History’s Scariest Examples of Why Plumbing Matters

When you think of scary stories, you probably don’t think plumbing…but maybe you should! After all, there are few things scarier than losing your plumbing. Seriously! Plumbing is an essential part of the contemporary life we tend to take for granted. If something were to… happen to it, then society as we know it would collapse. There would be panic in the streets!

Still not convinced? Well, let’s see if we can change your mind. We’ve collected a few of the scariest plumbing stories we could dredge up from the sewers of history. These are just a few hair-raising, nose-plugging stories on why plumbing is an absolutely essential component of everyday life, and why going without it is too spooky to even consider. Get ready to feel a lot more grateful for your toilet!

The Great Stink

In 1858, a particularly hot summer exacerbated a certain MAJOR problem the city of London had overlooked: its sewer system. Most of the waste produced by London’s three million people emptied from its sewers directly into the river Thames. So much waste floated on the surface and piled on the shores of the Thames that scientist Michael Faraday observed: “the whole river was for the time a real sewer”.

The prevailing medical theory of the time suggested that cholera spread via inhalation of contaminated sewer air. Londoners didn’t just think the smell was intolerable; they thought it posed a direct danger to their lives! This wasn’t strictly true (contaminated water, not air, spreads cholera), but we should be glad for their mistake. London city officials found themselves facing significant public pressure, and so they commissioned civil engineer Joseph Bazalgette to solve their problem. Bazalgette’s design was so efficient that it’s considered one of the engineering marvels of the industrial world and still serves as the foundation of London’s sewer system. It also helped save the lives of thousands of Londoners, made the contemporary size of London possible, and defeated the Great Stink once and for all. Or… did it?

A painting of Scientist Michael Faraday

The SS Sultana

If ever there was a story to convince you of the importance of proper plumbing repair, it would be the tragedy of the SS Sultana. The worst maritime disaster in US history occurred on April 27 1865, 18 days after the end of the Civil War. The Sultana was one of many boats commissioned to transport Northern POWs from Vicksburg, Mississippi to Cairo, Illinois. Vicksburg Quartermaster Reuben Hatch approached the Sultana’s Captain, J. Cass Mason, with a deal: Hatch would allow Mason to take 1,400 POWs (far more than was safe) aboard the Sultana. In exchange, Mason would split the government’s $5-per-man commission with him.

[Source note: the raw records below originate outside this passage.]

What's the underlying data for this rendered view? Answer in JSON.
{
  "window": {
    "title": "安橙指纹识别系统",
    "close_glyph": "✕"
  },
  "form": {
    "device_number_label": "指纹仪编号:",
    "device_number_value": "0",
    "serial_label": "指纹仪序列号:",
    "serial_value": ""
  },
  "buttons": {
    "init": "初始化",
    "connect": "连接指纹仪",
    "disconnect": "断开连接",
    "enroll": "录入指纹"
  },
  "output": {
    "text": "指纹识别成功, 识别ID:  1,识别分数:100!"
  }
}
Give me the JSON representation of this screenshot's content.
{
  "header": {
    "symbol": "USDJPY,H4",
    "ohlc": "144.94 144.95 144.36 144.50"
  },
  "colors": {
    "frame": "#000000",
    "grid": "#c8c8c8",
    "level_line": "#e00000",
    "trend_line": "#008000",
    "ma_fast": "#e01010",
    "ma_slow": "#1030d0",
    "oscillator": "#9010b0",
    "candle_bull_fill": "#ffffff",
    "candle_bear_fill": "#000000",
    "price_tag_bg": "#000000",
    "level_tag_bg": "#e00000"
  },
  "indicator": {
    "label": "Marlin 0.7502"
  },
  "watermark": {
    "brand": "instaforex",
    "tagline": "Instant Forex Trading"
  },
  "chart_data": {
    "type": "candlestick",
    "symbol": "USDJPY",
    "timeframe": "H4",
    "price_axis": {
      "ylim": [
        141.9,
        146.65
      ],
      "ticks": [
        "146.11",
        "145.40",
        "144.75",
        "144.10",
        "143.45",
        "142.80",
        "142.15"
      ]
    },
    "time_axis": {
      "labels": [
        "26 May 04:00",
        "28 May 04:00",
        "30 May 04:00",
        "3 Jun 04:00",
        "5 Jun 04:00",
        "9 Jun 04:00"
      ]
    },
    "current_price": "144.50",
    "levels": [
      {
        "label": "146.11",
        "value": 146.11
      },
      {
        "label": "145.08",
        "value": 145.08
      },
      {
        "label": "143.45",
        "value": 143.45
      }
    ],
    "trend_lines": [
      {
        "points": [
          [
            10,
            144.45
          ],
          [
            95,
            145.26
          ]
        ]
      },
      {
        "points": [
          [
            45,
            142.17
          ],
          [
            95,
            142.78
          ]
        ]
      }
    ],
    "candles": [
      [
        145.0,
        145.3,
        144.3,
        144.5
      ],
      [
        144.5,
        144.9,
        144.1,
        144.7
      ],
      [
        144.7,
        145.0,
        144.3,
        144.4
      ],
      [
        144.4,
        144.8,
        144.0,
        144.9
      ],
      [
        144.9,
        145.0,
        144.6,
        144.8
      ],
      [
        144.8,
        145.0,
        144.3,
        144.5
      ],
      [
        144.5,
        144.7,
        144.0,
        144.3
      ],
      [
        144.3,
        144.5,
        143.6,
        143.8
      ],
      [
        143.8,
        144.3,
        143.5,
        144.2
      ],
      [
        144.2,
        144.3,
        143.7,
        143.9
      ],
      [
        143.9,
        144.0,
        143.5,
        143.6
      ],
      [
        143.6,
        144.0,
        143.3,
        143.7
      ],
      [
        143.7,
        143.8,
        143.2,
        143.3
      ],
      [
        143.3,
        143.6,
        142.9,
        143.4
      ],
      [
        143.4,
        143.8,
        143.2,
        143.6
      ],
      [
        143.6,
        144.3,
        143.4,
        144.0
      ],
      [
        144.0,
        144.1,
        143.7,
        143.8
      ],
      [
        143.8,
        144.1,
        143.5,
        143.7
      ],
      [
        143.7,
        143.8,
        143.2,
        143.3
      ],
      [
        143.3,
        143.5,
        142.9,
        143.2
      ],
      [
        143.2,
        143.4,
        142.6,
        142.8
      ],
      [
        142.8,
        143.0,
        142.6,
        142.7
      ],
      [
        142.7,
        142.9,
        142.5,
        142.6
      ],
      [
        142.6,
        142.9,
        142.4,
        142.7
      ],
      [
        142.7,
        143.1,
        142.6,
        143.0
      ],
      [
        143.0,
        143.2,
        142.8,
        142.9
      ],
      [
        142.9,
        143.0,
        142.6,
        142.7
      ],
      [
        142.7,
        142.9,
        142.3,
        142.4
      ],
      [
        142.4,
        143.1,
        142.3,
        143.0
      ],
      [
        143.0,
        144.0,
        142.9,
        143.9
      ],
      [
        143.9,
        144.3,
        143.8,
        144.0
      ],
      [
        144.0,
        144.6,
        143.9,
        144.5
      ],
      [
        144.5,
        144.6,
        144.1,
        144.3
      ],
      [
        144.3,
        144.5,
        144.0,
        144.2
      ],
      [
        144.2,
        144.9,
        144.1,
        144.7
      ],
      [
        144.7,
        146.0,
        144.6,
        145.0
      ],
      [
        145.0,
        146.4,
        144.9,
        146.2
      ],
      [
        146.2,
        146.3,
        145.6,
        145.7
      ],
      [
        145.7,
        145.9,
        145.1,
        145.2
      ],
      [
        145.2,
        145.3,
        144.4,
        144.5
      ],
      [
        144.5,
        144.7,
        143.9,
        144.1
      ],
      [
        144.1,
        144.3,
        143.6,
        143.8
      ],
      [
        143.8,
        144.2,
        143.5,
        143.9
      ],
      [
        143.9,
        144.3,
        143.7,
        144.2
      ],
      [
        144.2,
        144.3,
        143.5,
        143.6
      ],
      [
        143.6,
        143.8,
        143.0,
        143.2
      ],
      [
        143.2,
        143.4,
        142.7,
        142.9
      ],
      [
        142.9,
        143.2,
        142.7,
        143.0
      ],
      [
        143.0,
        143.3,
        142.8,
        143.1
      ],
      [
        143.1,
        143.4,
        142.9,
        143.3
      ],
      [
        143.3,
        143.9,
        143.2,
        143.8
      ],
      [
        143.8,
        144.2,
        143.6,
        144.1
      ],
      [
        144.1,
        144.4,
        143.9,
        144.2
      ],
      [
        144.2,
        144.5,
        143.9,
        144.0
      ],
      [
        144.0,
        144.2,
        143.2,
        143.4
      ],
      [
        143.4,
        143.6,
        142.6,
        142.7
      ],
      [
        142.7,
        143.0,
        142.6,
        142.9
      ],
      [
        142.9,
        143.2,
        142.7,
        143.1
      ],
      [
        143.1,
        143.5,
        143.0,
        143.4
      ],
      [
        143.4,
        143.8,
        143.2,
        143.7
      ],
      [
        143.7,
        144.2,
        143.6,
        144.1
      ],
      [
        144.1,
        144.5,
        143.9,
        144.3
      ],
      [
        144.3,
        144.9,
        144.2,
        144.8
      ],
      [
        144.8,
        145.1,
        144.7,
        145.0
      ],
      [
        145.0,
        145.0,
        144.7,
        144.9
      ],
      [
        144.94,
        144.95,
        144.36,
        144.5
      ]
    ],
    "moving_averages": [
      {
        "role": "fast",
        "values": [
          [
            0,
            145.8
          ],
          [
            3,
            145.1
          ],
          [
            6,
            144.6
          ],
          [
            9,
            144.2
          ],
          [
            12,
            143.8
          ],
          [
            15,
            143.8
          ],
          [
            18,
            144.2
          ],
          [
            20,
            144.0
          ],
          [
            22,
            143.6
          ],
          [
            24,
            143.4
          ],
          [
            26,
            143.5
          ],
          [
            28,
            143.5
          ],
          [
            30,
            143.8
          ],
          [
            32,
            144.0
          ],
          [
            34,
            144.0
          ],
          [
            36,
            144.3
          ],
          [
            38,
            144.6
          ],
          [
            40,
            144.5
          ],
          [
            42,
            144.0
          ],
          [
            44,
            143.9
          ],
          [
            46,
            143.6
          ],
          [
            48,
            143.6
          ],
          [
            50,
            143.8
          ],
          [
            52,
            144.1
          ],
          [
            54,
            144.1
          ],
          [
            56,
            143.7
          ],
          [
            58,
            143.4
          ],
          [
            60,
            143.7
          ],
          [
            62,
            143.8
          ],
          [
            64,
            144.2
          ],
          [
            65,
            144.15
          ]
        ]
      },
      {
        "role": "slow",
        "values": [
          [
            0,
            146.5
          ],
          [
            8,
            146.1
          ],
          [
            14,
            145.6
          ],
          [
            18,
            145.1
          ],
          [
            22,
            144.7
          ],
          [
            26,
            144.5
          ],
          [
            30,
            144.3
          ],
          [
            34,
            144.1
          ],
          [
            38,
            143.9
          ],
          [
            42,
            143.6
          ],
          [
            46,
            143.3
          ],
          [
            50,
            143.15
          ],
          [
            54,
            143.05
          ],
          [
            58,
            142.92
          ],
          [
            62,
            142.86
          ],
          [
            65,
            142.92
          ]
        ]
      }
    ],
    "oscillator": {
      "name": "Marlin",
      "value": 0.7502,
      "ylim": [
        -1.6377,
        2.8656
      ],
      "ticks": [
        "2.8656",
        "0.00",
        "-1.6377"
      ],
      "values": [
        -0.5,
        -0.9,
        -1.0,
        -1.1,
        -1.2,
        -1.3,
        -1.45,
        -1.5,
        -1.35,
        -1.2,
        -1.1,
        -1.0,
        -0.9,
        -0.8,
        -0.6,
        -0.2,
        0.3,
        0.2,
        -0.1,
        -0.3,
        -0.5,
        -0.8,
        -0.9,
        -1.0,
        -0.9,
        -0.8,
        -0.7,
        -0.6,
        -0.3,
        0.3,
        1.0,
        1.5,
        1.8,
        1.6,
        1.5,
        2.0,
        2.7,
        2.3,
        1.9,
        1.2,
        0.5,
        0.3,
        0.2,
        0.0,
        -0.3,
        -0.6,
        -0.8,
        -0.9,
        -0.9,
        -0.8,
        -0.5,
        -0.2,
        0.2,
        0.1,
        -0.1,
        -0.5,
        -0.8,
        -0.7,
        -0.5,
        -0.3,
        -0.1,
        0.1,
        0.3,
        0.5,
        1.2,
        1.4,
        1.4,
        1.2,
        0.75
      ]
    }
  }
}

On-route to Vicksburg, one of the Sultana’s boilers began to leak. Repairing the leak correctly would involve an extensive repair that would take days. Afraid of losing out on his deal with Hatch, Mason had the leak hastily patched up instead. When the Sultana departed a day later, there were over 2,000 people aboard. Two days into their voyage, the Sultana’s overburdened, leaking boiler exploded. An estimated 1,100-1,900 people died in the ensuing shipwreck. Mason went down with his ship, but Hatch never answer for his crimes–likely because of his political connections. Gotta love a happy ending…

SS Sultana

The First Global Disease

Nothing convinces us of the vital importance of modern plumbing quite like cholera does. Cholera is one of the deadliest diseases in human history. Researchers estimate that there are 1.3 to 4 million cases of cholera worldwide every year, and 21,000 to 143,000 cholera-related deaths. Starting in 1817, a series of seven devastating cholera epidemics saw the disease spread throughout the inhabited world. Tens of millions of people died during these epidemics. And it all started with dirty water.

Cholera is transmitted by coming into contact with food or water that has been contaminated by the fecal bacteria Vibrio choleraeEvery time cholera breaks out, it’s because of inadequate water sanitation facilities. In 1854, British physician John Snow (no relation) was able to successfully identify contaminated water as the primary transmitter of cholera. His findings were instrumental in controlling the spread of the disease, and in demonstrating the importance of quality plumbing sanitation. Today, municipal sewer and drinking water facilities can successfully filter out V. cholerae bacteria and prevent the spread of cholera. The disease continues to be a major concern for countries without adequate water sanitation resources such as Kenya and Yemen.


Developing the technology and discipline of plumbing is one of the most important ways we have improved society throughout history. Having clean water and a reliable means to process waste is a huge part of what got us this far. We don’t even like to think about what it would mean if we were forced to suddenly go without our plumbing. Ghosts and goblins have nothing on that!

Luckily, you’ll never have to fear being without plumbing, because you have us. The next time you’re having a plumbing problem, just call Benjamin Franklin Plumbing® of Dallas. We’ll swoop in like the hero at the end of the monster stories to save you from your stinky nightmare. Happy Halloween!